It was only Georgia's third win in World Cup history - Namibia eight years ago and Romania in 2011 were their other scalps - and came following tries by inspirational captain Mamuka Gorgodze and his back-row colleague Giorgi Tkhilaishvili.
With minnows Namibia also in Georgia's World Cup group, which is completed by New Zealand and Argentina, a third-placed pool finish and automatic qualification for the 2019 tournament in Japan could now be achieved.
"This has been four years of planning, four years of work from everybody involved - and largely this squad has been together for the same amount of time with me," New Zealander Haig said.
"It (World Cup qualification) is obviously a focus since we qualified for Pool C, and we knew to have a chance of creating history for Georgia that we would have to win this game today.
"We have taken the first step, but there is still a fair bit to go in this tournament.
"We haven't reached the next level - that's still higher. When you can defeat a team like Argentina, Scotland or Samoa then you can talk about getting there.

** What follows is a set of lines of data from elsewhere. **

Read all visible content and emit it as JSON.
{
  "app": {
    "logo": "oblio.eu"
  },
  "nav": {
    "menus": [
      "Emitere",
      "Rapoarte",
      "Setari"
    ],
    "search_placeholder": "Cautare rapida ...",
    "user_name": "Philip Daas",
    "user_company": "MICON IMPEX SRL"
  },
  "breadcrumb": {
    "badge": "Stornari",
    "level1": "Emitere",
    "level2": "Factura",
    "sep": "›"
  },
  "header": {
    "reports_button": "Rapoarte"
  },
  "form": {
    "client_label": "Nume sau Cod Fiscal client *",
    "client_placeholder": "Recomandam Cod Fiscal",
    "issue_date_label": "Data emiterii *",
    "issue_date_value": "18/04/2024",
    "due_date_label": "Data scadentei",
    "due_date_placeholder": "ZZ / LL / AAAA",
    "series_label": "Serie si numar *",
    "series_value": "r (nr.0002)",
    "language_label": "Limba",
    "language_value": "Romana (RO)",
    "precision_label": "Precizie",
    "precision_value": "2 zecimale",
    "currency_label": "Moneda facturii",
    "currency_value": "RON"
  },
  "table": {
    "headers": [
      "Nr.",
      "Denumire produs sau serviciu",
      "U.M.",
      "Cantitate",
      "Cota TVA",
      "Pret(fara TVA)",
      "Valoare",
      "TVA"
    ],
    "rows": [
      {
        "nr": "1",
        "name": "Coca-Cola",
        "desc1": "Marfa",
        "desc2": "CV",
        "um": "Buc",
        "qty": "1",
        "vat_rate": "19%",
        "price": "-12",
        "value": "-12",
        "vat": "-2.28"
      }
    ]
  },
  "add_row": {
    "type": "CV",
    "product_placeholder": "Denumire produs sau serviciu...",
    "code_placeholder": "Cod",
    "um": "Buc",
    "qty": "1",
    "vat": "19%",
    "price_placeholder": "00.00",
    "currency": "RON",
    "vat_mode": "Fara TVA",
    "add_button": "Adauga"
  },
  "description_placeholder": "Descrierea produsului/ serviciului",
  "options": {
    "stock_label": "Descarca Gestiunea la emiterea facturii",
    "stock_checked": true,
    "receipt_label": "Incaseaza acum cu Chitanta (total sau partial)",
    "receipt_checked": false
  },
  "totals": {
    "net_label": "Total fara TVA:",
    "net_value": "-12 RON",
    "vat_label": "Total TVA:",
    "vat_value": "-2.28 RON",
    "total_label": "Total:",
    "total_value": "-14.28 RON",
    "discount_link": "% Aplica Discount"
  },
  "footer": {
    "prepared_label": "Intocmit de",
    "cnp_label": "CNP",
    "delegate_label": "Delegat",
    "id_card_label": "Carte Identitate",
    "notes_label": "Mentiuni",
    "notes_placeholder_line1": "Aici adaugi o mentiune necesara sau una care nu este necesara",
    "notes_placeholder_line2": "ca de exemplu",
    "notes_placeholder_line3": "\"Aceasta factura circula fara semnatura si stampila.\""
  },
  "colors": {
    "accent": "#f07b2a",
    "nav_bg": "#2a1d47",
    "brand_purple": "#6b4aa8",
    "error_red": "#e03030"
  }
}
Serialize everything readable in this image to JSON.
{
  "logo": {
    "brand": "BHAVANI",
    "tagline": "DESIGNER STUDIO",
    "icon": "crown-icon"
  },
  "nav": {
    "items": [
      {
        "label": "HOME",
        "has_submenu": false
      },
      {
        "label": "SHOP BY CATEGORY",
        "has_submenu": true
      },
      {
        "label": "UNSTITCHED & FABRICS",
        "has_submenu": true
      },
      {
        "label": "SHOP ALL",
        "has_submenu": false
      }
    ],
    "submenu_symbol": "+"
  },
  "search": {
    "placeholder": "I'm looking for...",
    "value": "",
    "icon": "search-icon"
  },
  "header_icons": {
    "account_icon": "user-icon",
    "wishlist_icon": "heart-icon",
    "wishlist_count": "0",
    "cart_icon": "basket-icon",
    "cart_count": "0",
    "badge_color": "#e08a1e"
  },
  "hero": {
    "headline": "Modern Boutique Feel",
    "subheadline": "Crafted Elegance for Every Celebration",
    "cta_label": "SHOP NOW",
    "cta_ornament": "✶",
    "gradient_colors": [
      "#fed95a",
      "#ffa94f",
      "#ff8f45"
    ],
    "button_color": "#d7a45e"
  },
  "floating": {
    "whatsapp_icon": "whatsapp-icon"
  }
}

"It's about being consistent with your Test wins.
"We're pretty good at winning one or two a year against higher-ranked teams, but our goal is to compete consistently with the top eight teams in the world. There is still a lot of water under the bridge for that to happen.
"Today was pretty historic for everyone involved in Georgian rugby, and we are very pleased."
Full-back Merab Kvirikashvili kicked a penalty and two conversions for Georgia, while Tonga replied with a late Fetu'u Vainikolo try - he became Tonga's record Test try scorer in the process - and Kurt Morath booted a penalty and conversion, yet Georgia deservedly held on after Kvirikashvili was sin-binned during the dying minutes for repeated offside.
It was was also a day to savour for 18-year-old Georgia scrum-half Vasil Lobzhanidze, who became the youngest player ever to feature in the tournament.
Haig added: "This is the best-prepared side ever to leave Georgia, and today we showed that. Fitness-wise, we were able to sustain our defence over 80 minutes, and that allowed us to come away with the win."
Tonga captain Nili Latu had no complaints about the result - and although tournament minnows Namibia are up next for his team, world champions New Zealand and in-form Argentina also remain to be played.
"Credit to Georgia for winning the game," he said. "They disrupted our line-out, and they ground it out really well in the scrum.
"One thing we wanted coming into this game was our set-piece, but it wasn't good enough today. Georgia just kept putting pressure on scrums and line-outs, and it is something we will have to look at.
"We made everything harder for ourselves. We have still got three games, and we have to regroup."
A couple of television match official decisions, meanwhile, went against Tonga, and Latu added: "The TMO is there, and I think we could have more challenges - I don't think we are losing anything.
"Everything was shown in the first game last night (between England and Fiji), and I don't see anything wrong with that."